This witty and interesting piece is impressive on many levels. It represents a creative interpretation of the assignment and shows the highest level of craftsmanship. (Witness the amount of code devoted to ensuring flowing syntax in the labels.) It is also suited to a shared-source project, since the program itself holds surprises. Skimming the code, you may at first think the "world.gif" image is simply the map in the applet's background--but it's something more.
Your piece is very entertaining. It seems that the ties that bind axes of evil are very loose indeed. My axis of Germany, France and Spain was held together by Olympic judo Silver medal winners. Your code was very elegant -- searching through the code, there are no drawing routines that create the countries or axes. All of the connection is made through palette manipulation of a single image. I think this adds a nice layer of commentary onto the piece -- these labels we place on countries have nothing to do with their intrinsic nature, but are merely our minds imposing an imaginary order (in this case conspiracy) onto the planet.
Indeed, as Martin said, VERY competent programming, runs like a charm and is a pleasure to look at. I notice that Golan uses the "official" United Nations map projection, rather than a strict lat/lon projection. Don't you think it over-emphasizes Europe and Africa? I love the sense of humor (if you can call it humor) and the very "professional" code comments ("...and a secret handshake. Ours is wicked cool."). I also very much appreciate the content-driven approach. Sometimes the axis "description" is a little forced and redundant, but often it is quite funny, and certainly points to the redundancy of political agendas in the first place. The funniest descriptions depend on the countries one chooses. This highlights a certain property common to many interactive and generative pieces, it really matters what the user does. This is not a bad thing, I think it is ultimately very much the point.
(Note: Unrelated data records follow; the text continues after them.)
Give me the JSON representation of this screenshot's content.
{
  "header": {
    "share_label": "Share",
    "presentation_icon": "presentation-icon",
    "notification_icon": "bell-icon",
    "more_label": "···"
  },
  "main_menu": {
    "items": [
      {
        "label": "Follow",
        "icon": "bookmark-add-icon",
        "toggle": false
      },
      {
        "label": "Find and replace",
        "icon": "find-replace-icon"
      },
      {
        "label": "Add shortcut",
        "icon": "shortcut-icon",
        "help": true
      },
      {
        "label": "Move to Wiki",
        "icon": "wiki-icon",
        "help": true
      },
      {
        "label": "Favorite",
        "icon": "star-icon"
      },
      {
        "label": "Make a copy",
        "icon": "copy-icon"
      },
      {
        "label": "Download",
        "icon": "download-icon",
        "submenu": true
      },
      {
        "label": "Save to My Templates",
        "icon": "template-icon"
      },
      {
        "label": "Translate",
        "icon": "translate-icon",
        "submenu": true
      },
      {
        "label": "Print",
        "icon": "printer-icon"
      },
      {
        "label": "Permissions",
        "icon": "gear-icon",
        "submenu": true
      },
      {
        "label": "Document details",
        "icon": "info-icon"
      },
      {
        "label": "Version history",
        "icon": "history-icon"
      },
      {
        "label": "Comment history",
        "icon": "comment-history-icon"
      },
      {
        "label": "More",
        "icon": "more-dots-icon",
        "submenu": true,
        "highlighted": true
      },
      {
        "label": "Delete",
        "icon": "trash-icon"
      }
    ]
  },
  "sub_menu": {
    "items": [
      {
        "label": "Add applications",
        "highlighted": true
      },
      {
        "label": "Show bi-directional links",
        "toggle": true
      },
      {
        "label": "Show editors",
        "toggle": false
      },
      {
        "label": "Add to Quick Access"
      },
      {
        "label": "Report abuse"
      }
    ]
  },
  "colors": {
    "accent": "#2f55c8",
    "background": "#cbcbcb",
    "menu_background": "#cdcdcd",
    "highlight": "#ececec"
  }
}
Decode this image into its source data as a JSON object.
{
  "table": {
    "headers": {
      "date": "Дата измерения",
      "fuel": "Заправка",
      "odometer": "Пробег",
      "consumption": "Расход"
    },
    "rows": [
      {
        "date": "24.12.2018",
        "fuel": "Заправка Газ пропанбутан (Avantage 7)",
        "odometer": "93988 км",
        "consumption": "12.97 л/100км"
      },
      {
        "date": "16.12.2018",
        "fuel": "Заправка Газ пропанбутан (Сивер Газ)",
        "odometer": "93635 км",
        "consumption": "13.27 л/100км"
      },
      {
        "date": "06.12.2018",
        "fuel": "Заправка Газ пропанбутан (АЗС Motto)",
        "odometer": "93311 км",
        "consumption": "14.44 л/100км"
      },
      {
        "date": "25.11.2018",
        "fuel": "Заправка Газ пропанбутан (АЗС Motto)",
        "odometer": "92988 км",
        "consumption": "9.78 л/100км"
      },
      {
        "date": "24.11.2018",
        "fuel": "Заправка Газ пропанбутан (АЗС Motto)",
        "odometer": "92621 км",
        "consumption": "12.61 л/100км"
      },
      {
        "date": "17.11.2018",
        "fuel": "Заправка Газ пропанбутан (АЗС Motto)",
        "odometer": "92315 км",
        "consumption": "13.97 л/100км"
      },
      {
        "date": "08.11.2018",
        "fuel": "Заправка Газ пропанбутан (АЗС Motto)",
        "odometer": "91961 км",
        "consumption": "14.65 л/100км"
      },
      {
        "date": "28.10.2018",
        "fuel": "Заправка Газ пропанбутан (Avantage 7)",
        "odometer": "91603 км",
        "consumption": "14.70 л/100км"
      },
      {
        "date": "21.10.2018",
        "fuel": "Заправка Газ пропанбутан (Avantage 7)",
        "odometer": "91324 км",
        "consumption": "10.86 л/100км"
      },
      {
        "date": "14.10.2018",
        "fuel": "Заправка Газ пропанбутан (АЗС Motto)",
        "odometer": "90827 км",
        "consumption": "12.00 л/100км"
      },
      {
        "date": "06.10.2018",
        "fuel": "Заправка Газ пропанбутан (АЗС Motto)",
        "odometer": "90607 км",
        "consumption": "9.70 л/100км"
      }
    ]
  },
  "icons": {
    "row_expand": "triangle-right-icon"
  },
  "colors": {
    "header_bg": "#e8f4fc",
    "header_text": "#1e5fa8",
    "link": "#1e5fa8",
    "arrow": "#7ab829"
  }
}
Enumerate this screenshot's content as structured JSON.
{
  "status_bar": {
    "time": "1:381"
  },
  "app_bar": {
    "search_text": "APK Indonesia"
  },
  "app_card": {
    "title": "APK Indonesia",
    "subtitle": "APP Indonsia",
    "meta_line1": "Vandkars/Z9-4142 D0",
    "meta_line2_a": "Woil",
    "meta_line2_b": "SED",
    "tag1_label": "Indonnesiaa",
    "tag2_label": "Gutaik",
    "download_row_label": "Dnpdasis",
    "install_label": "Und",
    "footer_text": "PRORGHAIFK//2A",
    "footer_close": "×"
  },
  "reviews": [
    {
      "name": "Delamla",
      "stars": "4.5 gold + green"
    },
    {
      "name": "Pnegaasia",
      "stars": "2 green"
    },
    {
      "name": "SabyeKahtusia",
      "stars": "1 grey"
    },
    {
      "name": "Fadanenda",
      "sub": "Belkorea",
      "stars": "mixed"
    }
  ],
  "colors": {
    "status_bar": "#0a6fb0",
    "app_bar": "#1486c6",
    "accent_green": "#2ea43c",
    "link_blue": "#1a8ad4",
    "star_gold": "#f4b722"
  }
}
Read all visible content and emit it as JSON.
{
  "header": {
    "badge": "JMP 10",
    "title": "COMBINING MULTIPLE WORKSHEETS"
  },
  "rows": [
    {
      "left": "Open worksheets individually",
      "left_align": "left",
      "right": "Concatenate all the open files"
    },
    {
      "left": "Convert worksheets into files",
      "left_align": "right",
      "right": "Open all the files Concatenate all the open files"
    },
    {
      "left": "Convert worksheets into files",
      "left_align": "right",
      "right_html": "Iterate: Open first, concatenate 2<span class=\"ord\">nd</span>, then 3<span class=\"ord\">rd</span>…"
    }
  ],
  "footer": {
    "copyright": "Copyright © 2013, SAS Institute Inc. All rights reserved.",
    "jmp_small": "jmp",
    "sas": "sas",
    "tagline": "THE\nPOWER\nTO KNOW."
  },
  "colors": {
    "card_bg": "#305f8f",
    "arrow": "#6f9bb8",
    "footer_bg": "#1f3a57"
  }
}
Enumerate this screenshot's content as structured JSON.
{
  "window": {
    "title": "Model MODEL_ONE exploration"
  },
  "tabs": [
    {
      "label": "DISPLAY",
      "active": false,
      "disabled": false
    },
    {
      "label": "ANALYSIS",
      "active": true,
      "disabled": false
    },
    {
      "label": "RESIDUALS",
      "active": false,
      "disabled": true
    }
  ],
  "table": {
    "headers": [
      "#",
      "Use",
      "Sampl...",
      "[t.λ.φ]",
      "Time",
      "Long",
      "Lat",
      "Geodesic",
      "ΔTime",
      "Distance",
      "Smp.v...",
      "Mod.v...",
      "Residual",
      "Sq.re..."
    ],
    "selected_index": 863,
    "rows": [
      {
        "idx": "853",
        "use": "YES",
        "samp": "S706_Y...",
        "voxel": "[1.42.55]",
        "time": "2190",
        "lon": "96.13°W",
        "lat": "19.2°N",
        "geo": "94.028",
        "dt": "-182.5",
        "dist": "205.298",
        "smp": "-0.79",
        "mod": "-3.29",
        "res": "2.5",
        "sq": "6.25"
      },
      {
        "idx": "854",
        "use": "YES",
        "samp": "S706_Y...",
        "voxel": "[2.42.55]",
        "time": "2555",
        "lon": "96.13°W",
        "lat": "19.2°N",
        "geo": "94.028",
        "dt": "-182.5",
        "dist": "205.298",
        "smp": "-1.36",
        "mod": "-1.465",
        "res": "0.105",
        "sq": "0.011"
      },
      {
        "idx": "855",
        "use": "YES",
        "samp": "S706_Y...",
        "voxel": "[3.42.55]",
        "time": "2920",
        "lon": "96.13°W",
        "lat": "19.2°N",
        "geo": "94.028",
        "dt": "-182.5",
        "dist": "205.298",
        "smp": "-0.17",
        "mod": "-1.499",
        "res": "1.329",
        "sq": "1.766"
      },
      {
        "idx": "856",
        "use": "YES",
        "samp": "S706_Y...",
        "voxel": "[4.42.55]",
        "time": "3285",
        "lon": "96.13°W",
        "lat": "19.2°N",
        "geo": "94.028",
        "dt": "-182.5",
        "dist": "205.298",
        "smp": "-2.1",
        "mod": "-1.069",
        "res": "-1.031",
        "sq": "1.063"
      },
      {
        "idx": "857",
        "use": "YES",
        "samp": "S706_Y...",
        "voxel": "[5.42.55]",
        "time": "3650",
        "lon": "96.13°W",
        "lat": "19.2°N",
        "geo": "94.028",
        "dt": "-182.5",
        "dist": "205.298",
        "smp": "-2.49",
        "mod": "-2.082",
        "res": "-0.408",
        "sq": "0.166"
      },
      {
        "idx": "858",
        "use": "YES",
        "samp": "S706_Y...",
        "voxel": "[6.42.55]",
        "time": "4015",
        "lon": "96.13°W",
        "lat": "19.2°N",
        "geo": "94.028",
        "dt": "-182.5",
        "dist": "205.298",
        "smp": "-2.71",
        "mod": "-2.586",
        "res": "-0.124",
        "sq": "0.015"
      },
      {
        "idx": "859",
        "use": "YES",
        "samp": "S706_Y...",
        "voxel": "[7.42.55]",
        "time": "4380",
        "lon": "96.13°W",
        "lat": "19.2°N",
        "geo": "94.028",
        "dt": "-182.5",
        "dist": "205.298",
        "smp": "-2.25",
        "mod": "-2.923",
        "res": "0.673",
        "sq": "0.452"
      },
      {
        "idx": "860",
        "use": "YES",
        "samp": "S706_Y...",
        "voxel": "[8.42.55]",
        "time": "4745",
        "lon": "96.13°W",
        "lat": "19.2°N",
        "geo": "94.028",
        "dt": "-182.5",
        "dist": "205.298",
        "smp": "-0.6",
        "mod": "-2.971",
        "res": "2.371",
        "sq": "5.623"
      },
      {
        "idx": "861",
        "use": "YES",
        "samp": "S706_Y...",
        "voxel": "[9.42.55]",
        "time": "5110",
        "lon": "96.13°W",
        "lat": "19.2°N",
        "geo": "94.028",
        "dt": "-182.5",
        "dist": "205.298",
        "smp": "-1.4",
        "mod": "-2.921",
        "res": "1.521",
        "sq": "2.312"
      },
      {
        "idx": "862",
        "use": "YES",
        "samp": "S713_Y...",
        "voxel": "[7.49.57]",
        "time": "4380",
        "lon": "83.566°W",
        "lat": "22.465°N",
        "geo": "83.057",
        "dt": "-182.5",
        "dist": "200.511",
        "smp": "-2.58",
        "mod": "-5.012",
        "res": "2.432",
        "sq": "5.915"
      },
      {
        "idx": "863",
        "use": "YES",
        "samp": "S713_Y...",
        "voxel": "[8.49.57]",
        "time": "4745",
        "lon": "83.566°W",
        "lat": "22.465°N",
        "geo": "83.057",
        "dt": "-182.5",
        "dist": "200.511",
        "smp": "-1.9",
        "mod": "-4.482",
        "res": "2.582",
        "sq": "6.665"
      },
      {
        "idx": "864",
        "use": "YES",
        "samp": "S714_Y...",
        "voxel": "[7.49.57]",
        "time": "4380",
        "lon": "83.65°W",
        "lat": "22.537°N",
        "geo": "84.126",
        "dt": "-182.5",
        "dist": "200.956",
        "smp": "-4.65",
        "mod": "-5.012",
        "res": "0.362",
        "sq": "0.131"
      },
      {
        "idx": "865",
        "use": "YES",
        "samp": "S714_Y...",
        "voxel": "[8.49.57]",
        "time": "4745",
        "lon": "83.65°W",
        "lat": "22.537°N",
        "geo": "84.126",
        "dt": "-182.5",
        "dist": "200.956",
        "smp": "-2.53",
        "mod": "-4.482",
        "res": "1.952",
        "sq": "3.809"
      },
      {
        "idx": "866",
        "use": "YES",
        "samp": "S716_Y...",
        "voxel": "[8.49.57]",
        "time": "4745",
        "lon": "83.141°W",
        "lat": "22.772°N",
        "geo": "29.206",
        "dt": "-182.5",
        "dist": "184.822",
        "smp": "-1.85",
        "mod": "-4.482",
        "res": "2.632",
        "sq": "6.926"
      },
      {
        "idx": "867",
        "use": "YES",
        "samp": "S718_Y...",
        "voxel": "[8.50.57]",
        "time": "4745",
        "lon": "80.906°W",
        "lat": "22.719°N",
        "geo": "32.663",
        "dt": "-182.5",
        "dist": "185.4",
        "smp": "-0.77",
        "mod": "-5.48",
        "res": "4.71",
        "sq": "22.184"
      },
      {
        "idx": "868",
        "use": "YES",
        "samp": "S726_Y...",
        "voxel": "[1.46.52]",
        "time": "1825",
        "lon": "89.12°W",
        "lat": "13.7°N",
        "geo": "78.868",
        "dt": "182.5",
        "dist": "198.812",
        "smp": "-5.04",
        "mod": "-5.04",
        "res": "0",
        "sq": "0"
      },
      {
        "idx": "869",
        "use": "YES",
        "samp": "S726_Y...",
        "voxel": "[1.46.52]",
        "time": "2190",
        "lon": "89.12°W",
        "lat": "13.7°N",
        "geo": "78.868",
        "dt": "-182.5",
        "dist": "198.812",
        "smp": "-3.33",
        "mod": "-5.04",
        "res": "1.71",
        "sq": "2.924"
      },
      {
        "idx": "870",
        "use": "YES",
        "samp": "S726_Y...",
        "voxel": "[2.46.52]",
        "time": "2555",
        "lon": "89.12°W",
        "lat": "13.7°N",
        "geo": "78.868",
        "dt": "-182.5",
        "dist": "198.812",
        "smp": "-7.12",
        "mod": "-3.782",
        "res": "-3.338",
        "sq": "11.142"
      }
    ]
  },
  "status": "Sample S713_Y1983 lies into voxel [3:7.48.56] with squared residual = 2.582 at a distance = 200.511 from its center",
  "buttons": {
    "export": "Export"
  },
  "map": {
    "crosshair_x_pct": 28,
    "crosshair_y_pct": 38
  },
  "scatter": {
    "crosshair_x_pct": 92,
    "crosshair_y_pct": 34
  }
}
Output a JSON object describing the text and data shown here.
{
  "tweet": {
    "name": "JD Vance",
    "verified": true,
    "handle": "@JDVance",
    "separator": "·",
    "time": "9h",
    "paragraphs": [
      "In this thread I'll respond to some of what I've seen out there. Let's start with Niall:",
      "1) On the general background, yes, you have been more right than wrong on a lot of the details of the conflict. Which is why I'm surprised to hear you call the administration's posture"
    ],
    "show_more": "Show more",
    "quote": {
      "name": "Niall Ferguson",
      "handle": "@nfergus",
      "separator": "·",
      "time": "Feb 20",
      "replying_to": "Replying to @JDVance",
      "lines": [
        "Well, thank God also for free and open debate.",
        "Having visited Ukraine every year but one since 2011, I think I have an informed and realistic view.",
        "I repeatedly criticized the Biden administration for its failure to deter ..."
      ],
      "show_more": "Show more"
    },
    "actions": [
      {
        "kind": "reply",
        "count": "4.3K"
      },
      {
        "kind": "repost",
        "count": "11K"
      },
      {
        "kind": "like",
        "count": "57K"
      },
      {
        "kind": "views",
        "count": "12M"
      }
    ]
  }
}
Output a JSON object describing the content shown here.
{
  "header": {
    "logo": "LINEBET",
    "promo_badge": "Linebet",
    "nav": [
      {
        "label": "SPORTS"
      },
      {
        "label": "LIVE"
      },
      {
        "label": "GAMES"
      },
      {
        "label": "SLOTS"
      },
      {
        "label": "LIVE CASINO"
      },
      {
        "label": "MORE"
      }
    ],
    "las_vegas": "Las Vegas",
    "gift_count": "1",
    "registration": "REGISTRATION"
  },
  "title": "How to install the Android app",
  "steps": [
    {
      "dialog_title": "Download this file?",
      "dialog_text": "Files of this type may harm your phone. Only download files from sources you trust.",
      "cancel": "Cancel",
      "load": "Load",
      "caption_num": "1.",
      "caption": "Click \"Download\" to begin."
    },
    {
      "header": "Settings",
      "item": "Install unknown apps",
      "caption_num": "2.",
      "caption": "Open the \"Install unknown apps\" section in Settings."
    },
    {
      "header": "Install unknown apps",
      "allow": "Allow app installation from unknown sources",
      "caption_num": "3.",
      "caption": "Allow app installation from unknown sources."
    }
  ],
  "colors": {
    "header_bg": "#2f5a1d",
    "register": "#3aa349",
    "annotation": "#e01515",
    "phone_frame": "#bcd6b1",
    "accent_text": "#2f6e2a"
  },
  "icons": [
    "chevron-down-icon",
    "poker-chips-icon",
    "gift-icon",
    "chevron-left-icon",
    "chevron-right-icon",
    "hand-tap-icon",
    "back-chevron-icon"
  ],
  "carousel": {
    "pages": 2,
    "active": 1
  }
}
Golan Levin: John wrote that 'the funniest descriptions depend on the countries one chooses,' and Scott has pointed out how tenuous the connections in the 'axes' can get. I think these comments are dead on, and point to the greatest weakness of the piece.